It seems we are obsessed with results. We conduct life as if results are the only things that matter. To most results by any means are results just the same. We manage by results, we define problems by results, we define our job by results, we make individuals accountable for results, we cause harm to others in the pursuit of results, we cheat and lie to show results, and we even define our self by the results we get. Just look around and you will see that results—and getting them now—are all that matters. Continue reading
Leading from the top presents many challenges—you could also think of these as responsibilities—that have an impact on the viability of the enterprise. How do you maintain the energy that supported the growth of the business from its inception? Whether the enterprise is new or old, this challenge is the same. Continue reading
Newton’s laws of motion afford the quantification of the motion of matter (i.e. objects) and correspondingly by way of calculation the determination of the movement of the objects. It is because of these laws we can determine the effect of two objects interacting (colliding), such as when a golf club hits a golf ball or what happens when we try to move a large object without applying an adequate external force.
Given that the conception of our system of economics was informed by Newtonian mechanics, it is not surprising to see J.B. Watson’s and B.F. Skinner’s behaviorism—the use of the stimulus-response—informing the methods of management. Just as Newton was able to precisely determine the movement of objects, management theorist and practitioners sought a similar result for the behavior of people. Continue reading
Since we organize to serve a purpose, our sense of order is context dependent, not an absolute. In other words, while everything could be in order, the order in which each is in is not the same—all order is not the same order. For example, the order of my desk suits my purposes and the order you create on your desk supports yours’. To the degree that our purposes are different, correspondingly it is likely our desks will be ordered and managed differently. Continue reading
What do you do when faced with uncertainty? Consider for example that you are scheduled to arrive at a meeting location where you have never been and are uncertain about the length of time it will take to get there, what do you do? If you are like most you leave a bit earlier, just in case. Or consider you are not quite sure exactly how many ceramic tiles you will need when remodeling your kitchen, what do you do? If you are like most you order a little extra, just in case. I could go on, but I think these two examples are sufficient. Continue reading

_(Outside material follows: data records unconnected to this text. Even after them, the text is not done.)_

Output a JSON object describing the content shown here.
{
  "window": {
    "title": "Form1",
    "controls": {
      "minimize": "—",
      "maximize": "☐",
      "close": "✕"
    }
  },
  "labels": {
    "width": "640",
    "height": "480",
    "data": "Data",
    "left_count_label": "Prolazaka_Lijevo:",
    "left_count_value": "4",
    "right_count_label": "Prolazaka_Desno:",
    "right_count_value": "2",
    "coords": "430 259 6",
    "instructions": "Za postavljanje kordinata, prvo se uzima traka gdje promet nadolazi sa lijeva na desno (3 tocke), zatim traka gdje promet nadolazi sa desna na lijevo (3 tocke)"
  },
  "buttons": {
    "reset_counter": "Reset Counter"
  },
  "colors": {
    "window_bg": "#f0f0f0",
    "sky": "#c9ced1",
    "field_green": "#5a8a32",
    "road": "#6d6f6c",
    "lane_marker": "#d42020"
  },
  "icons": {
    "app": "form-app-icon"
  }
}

Often those in authority within an organization—frequently referred to as ‘the leadership’—use the thing they believe is valued by most as a way of resolving a complex problem. That is, they throw money at it! While it does cost money to solve problems—energy is often expended—this does not mean that everything can be solved with the offering of money. A recently announced U.S. government initiative clearly illustrates this common practice.
The U.S. government initiated The Race to the Top that essentially offers a bag of cash—$4.35 billion to be exact—to get the attention of those in authority of public education within each state. However, as noted in the Wall Street Journal, “the U.S. has been trying without much success to spend its way to education excellence for decades.” [It should be noted that although this amount is substantial, it is less than 1% of what is allotted for education nationally in a year.] Continue reading
The Newtonian-Cartesian paradigm that informed the Industrial Revolution has provided a way for us to order our world, solve problems and realize tremendous benefit. Accordingly our gain in knowledge and associated technological prowess have provided us the ability to develop many different scientific fields, explore the far reaches of outer space, improve medical care—adding years to our life expectancy—and also to destroy the world with a push of a button. Continue reading